What was once a forbidden quarter with a somewhat ‘dark’ identity now manifests the latest trend for the town’s youth. In the mid-19th century the area was a Bedouin village hosting two to three thousand African immigrants that worked as porters, servants and boatmen. Nowadays, Koum Kapi is a seaside area stretching east of the old Chania harbor and packed with fish tavernas, hip eateries, trendy bars and cafes attracting locals and visitors on a daily basis.
Mosques and dockyards
The stone arched arcades at the seafront east of Chania harbour, are the dockyards which were created by the Venetian conquerors and were used for the repair or the construction of new ships. They are now called Grand Arsenali and after having transformed into a school, theater, hospital, the town hall etc they now house the Center for Mediterranean Architecture with a wide range of events, exhibitions and conferences. In your walks, you will find it irresistible to spot the mosques of Chania from a distance. Hünkar Camısı, Küçük Hasan Pasha Mosque, Yali Mosque…To see them from close up we approach the quarter of Splantzia, we give a go at smoking the hookah at café Constantinople and finish off with delicious ‘chiounkar begenti’ meat with aubergine purée at the Well of the Turk (Pigadi tou Tourkou).
Spreading between the Venetian Lighthouse and Firka fortress, this is certainly the busiest part of the coastal front cherishing ample history and fascinating images. Cafes, tavernas couples strolling hand in hand, children playing, stalls selling corn and all kinds of nuts…The lighthouse is not open to the public due to its sensitive structure but you can make it your starting point, pass successively from Akti Enoseos, Akti Tompazi and that of Koundourioti until you reach the other end of the large bay and the Venetian Firka fortress.
Photo: Flickr_Stavros Markopoulos
North coastal front
The coastal front between the western outskirts of Chania and up to Kastelli area is full of hotels and resorts, restaurants, stunning beaches and numerous beach bars and nightclubs. Visit the abandoned Pano Platanias village and admire old mansions and quaint alleyways. Back down at the beachfront choose Maleme and Gerani for your swims and a4 Kmstretch of fine sand. Even if you are not the partying type it is worthy to visit the areas of Ayia Marina, Platanias, Maleme and Gerani after dark too…at least once.
Photo: George Lizardos
Large settlement covering a circular peninsula north-east of Chania Town ideal for nature lovers and bearing numerous traditional villages, plenty of archaeological sites, unspoilt gorges, countless beaches, rocky bays and a hill range cherishing dozens of caves. Akrotiri is blooming of monasteries, churches and chapels worthy to discover, such as Gouvernetou Monastery. You may also like to visit Souda islet opposite. Alternatively, enjoy the impressive beaches of Kalathas, Stavros and Marathi and feast on fresh fish at the wide range of eateries.

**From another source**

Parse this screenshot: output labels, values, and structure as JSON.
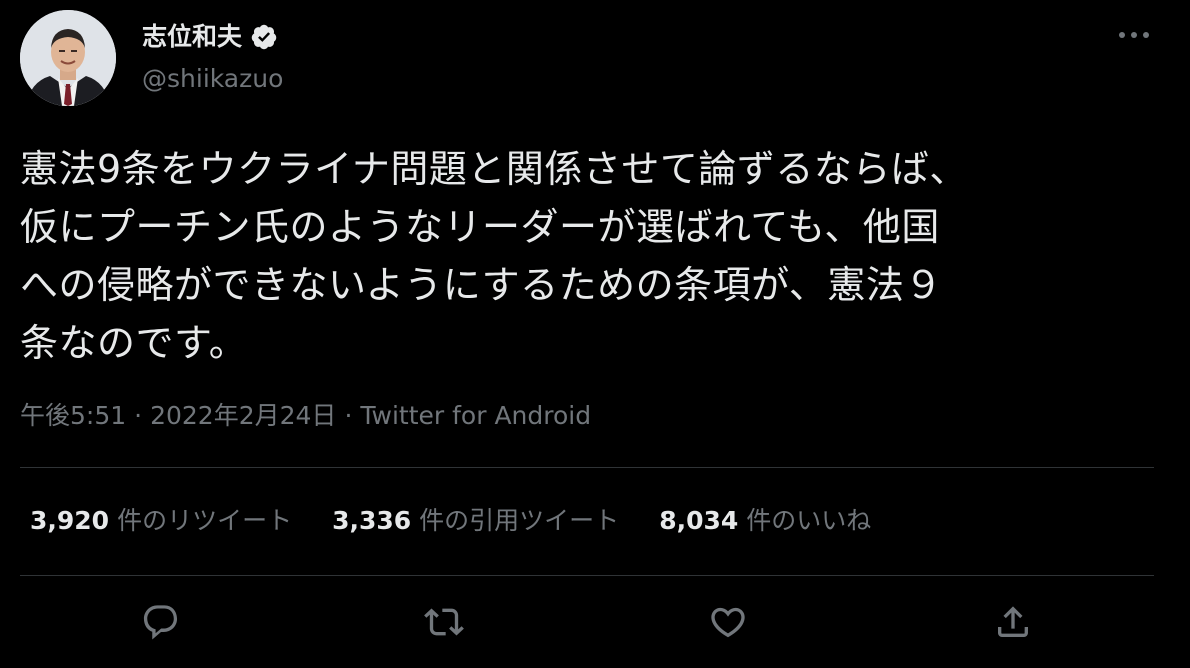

Photo: Flickr_Theophilos Papadopoulos
Chania county beaches
You may find that you need a car if you wish to discover the tropical coasts of Chania, some of which are even further than 50 Km away from Chania Town…But, you must also know that the reward you will be receiving for your effort cannot be measured in words. Even describing the Caribbean-like beaches of Chania yields to curiosity. Falassarna, Balos, Elafonisi -to mention just a few- will fully compensate you with their endless blue and their billions of golden grains of sand. Most beaches are well organised and almost all have been awarded with a blue flag year after year, after year…
Photo: Flickr_Anastassios Fourikis
Southern side of Chania county
Souyia, Paleochora, Sfakia and Gavdos island opposite can only be discovered if you are eager to be located in unique surroundings…Rent a jeep and be prepared to take dirt roads to reach the exquisite spots on the wild side of the county. Explore isolated villages and incredible beaches at ease. Allow a few days ahead and pick a place to camp over night with the sole company of the stars and yourselves. For an authentic feast of Cretan food with gorgeous views, pick a table at “Sholio” (tel: 0030 28230 83001, prices range from 10 to 15 euro/person). Last but not least, take the small boat from Sfakia to the southernmost tip of Europe, Gavdos island, and truly experience what paradise on earth signifies.